§ To do
All lines in the records below with the word "screenshot" must be returned.

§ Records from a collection

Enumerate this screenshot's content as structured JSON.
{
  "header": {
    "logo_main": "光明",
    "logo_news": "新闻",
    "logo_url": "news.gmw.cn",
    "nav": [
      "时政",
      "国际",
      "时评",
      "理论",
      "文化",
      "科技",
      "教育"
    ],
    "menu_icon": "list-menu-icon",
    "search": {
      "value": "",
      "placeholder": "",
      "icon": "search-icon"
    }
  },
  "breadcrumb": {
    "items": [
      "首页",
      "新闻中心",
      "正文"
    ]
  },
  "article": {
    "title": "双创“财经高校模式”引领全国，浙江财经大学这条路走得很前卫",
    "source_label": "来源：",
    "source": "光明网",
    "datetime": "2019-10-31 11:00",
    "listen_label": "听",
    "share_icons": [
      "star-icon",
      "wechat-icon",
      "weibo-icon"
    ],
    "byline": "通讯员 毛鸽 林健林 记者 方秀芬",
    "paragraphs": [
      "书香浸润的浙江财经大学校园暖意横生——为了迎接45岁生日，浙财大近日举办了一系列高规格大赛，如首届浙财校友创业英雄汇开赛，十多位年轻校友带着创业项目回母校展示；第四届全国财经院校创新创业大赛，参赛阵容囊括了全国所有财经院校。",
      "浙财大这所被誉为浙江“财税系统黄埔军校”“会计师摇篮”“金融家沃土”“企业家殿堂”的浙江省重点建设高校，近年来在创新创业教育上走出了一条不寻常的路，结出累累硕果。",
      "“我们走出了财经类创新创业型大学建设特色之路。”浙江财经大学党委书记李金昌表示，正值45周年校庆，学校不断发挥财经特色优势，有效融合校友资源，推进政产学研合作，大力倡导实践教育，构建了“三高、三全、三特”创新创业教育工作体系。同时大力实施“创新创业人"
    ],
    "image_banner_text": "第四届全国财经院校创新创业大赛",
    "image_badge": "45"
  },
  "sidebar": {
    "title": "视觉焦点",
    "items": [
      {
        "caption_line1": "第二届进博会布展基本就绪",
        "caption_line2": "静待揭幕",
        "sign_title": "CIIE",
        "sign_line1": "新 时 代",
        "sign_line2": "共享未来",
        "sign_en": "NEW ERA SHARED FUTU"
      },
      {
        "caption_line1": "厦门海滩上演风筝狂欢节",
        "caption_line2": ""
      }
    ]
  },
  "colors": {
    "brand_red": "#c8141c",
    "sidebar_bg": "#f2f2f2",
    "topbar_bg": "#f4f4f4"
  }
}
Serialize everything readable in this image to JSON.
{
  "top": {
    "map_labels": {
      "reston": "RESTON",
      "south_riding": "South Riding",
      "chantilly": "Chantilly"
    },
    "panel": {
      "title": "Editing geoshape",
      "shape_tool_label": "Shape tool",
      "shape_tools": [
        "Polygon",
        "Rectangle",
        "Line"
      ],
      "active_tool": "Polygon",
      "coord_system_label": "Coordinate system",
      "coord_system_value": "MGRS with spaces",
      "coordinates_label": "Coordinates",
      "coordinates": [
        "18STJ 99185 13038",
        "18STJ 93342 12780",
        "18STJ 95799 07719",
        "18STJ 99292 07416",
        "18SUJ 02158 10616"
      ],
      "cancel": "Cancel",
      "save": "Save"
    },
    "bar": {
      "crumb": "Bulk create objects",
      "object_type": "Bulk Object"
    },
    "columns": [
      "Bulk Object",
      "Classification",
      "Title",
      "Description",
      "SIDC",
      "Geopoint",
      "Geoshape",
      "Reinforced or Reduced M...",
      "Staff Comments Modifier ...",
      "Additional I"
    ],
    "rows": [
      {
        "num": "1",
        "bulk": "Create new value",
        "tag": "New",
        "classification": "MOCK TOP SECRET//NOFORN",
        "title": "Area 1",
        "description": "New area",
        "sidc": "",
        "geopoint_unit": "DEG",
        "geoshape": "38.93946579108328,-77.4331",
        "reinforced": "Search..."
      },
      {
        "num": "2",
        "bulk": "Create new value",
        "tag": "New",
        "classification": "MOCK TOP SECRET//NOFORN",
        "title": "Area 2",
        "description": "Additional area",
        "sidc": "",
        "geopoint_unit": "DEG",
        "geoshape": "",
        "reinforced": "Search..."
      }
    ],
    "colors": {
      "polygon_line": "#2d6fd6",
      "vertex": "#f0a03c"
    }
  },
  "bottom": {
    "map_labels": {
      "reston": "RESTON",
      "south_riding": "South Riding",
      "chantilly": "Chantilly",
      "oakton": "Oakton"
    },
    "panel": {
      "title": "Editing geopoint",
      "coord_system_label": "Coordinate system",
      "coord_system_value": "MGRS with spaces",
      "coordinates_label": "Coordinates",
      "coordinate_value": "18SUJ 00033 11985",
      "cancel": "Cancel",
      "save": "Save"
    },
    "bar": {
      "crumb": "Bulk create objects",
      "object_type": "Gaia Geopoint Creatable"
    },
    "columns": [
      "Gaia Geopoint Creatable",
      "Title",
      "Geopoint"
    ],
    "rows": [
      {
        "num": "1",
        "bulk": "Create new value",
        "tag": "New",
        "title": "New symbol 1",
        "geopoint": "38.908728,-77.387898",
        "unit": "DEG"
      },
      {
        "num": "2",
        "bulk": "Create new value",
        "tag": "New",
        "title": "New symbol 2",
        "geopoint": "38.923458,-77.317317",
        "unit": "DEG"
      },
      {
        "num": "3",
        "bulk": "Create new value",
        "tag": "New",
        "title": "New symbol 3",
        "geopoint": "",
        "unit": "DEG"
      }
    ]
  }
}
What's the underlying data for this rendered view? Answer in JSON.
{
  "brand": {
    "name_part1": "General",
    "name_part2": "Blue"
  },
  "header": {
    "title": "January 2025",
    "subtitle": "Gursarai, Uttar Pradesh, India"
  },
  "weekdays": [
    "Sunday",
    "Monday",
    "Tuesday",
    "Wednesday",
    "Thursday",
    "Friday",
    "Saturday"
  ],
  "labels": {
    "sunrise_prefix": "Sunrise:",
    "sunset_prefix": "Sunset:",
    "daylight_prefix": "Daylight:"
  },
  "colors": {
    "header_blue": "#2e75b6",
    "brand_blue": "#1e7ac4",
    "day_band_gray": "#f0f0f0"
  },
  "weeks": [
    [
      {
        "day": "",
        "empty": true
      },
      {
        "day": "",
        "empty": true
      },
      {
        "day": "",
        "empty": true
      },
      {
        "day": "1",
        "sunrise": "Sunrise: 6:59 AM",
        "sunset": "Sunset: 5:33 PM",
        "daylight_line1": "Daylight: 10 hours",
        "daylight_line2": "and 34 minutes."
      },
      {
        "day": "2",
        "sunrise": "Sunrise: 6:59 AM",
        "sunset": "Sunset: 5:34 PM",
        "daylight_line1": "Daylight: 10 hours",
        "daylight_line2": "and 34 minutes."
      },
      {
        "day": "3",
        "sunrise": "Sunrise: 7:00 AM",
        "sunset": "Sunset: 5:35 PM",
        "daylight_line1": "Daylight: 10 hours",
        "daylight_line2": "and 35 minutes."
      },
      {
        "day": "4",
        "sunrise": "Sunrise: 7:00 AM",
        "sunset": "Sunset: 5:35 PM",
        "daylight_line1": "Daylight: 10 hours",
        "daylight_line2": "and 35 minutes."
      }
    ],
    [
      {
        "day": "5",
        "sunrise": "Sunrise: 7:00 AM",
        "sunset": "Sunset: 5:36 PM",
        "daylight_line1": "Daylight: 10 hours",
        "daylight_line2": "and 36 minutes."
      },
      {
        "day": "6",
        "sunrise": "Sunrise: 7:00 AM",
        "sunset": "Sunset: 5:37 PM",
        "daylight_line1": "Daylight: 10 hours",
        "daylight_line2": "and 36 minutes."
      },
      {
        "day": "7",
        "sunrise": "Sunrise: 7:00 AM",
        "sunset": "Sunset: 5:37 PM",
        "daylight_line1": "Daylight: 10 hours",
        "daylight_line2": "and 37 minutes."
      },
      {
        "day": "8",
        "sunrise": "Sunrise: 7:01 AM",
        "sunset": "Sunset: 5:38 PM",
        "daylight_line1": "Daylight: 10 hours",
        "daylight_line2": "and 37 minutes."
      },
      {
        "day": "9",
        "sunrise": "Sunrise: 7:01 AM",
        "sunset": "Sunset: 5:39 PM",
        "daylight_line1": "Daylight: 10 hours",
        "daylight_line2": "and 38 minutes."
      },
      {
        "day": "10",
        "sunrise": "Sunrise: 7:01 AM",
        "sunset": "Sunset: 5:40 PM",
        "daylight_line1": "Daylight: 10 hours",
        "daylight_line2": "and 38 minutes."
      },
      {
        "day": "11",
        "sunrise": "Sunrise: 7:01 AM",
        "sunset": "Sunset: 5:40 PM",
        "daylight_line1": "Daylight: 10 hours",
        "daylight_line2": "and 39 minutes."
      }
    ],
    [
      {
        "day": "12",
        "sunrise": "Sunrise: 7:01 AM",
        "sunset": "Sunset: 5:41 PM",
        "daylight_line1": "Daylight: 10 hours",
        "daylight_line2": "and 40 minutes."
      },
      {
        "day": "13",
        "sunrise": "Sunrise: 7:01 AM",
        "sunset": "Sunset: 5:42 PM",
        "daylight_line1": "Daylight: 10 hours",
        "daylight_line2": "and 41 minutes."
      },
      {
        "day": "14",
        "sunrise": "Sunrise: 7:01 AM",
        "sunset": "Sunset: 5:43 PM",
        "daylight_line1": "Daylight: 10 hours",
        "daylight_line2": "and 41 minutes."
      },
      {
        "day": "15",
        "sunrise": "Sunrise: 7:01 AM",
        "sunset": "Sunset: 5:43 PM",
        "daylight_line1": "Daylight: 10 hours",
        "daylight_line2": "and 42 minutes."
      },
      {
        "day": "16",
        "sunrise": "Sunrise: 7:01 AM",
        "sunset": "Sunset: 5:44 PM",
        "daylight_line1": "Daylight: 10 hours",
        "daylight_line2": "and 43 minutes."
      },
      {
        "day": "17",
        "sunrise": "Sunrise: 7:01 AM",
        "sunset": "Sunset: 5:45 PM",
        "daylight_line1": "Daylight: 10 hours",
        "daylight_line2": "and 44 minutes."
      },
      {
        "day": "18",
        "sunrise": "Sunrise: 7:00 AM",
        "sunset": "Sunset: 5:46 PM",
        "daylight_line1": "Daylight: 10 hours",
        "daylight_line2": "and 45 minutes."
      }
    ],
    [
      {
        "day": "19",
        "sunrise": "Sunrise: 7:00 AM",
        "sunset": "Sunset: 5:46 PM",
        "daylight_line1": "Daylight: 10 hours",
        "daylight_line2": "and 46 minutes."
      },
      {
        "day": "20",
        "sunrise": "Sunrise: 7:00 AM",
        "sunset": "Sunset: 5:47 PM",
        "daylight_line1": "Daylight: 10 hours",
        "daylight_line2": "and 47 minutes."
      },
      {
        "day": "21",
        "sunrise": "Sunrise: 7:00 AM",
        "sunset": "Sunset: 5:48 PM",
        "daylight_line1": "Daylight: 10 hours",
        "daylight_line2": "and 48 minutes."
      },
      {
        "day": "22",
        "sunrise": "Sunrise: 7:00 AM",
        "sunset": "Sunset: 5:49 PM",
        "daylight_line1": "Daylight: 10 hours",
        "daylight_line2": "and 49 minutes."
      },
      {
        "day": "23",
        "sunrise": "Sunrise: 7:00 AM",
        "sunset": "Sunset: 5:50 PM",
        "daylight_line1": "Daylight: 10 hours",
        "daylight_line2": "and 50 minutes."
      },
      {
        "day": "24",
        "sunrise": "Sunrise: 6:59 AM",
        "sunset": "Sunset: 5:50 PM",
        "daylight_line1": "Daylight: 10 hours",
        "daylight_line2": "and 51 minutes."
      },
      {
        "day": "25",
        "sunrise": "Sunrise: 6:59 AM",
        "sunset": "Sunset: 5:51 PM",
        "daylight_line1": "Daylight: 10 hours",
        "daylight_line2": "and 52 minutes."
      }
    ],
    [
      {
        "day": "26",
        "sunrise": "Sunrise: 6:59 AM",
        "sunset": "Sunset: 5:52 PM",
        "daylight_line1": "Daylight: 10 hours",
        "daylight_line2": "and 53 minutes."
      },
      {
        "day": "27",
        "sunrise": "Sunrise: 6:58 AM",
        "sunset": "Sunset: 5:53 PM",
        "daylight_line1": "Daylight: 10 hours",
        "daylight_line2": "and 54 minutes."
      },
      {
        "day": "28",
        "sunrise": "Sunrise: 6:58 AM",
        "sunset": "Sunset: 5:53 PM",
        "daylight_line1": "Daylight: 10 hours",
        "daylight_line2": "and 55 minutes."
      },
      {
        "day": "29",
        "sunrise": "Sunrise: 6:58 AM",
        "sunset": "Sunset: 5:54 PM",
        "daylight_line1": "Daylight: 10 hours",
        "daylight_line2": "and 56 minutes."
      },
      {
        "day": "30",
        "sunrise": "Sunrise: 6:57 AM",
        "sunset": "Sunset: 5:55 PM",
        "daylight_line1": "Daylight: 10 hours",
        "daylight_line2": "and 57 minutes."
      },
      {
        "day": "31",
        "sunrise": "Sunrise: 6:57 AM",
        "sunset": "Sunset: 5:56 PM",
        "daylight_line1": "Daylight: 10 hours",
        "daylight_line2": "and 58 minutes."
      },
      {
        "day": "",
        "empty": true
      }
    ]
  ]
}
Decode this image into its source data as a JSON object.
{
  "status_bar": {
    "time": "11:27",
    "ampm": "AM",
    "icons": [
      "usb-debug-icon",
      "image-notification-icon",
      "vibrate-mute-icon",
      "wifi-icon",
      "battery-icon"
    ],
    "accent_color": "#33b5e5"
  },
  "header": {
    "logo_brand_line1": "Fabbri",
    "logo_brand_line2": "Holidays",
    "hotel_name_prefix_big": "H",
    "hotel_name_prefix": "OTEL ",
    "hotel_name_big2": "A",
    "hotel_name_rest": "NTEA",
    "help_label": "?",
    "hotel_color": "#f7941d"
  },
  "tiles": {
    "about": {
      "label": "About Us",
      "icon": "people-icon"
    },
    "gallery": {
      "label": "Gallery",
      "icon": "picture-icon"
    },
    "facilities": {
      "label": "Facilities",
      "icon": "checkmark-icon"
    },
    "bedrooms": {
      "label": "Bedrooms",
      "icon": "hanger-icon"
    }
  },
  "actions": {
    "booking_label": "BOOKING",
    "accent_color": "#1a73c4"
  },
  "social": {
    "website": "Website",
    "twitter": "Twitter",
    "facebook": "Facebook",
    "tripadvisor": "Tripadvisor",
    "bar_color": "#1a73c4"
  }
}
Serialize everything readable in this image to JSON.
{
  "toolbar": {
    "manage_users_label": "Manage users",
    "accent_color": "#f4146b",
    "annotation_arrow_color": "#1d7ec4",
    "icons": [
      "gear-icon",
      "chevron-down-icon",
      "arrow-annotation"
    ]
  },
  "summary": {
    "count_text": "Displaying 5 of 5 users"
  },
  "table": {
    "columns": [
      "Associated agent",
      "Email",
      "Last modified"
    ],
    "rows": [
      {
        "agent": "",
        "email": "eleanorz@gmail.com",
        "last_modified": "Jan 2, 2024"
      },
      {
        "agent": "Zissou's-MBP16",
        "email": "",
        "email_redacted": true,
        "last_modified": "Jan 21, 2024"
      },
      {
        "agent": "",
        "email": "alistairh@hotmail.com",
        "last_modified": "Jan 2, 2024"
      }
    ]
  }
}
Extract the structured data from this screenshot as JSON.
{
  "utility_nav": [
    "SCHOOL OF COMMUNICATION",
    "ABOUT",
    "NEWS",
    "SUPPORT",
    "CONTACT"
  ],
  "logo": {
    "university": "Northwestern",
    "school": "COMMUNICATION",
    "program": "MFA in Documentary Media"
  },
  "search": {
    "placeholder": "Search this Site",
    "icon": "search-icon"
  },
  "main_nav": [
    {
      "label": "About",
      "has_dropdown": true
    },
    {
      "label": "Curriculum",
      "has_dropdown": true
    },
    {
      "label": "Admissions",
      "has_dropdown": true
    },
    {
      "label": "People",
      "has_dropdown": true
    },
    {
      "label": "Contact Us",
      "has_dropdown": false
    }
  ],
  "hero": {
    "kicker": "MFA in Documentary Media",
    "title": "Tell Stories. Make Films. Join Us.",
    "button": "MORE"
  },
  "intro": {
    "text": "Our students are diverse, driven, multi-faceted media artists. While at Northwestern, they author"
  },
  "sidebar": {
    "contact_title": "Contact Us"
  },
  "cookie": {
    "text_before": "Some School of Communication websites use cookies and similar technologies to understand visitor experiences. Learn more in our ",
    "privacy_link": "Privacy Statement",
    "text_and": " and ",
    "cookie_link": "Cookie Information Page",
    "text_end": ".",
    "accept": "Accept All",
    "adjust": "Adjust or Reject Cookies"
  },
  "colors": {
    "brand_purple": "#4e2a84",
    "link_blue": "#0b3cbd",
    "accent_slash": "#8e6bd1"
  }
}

§ Response to this exercise
Enumerate this screenshot's content as structured JSON.
Extract the structured data from this screenshot as JSON.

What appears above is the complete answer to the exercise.